### [WHAT IS REQUIRED]
Check each line of the entries below for the string "title"; copy every line where it appears.

### [INPUT DATA]
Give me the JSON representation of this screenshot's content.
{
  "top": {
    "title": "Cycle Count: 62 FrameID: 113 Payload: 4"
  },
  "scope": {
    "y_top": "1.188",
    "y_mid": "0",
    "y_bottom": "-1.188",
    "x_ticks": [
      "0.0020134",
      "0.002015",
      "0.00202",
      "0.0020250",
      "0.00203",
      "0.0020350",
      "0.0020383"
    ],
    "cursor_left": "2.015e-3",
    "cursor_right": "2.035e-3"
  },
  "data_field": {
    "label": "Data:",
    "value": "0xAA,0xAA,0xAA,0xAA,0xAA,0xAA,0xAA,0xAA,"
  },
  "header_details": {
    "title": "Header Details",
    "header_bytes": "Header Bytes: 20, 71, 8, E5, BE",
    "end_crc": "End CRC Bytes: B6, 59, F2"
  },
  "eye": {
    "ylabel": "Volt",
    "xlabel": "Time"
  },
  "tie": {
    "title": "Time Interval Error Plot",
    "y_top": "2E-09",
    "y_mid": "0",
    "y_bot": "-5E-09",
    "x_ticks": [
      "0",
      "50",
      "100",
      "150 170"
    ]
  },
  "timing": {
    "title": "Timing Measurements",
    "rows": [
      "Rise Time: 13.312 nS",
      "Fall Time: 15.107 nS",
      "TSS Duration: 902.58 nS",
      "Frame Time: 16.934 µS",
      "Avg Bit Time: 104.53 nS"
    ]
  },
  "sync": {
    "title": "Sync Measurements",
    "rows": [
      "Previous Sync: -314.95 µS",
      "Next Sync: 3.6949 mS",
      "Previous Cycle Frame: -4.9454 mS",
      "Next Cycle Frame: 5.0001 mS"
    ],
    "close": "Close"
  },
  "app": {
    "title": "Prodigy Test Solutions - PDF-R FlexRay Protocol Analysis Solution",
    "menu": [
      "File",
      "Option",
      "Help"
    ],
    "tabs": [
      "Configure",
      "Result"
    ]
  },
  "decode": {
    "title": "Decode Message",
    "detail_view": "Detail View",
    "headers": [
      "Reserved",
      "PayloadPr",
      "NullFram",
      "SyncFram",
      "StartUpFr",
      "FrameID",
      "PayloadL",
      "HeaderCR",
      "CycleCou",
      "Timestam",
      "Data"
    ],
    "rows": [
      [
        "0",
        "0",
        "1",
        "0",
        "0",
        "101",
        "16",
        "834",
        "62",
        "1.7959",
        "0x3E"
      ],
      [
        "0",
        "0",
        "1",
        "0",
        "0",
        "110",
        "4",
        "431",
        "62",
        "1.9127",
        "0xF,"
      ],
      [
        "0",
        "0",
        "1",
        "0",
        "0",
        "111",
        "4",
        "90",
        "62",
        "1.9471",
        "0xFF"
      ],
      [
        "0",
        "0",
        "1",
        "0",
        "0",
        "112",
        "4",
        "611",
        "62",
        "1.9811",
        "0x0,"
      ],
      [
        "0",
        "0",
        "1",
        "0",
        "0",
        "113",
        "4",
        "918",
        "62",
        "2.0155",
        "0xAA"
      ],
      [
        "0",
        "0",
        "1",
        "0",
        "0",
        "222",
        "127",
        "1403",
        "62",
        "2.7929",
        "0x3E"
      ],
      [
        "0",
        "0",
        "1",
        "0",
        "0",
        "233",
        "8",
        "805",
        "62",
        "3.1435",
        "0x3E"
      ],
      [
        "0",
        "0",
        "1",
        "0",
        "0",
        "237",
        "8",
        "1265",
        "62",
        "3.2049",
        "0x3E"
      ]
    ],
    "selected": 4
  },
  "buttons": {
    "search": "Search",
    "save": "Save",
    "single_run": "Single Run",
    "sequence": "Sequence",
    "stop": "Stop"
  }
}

### [WRITTEN SOLUTION]
    "title": "Cycle Count: 62 FrameID: 113 Payload: 4"
    "title": "Header Details",
    "title": "Time Interval Error Plot",
    "title": "Timing Measurements",
    "title": "Sync Measurements",
    "title": "Prodigy Test Solutions - PDF-R FlexRay Protocol Analysis Solution",
    "title": "Decode Message",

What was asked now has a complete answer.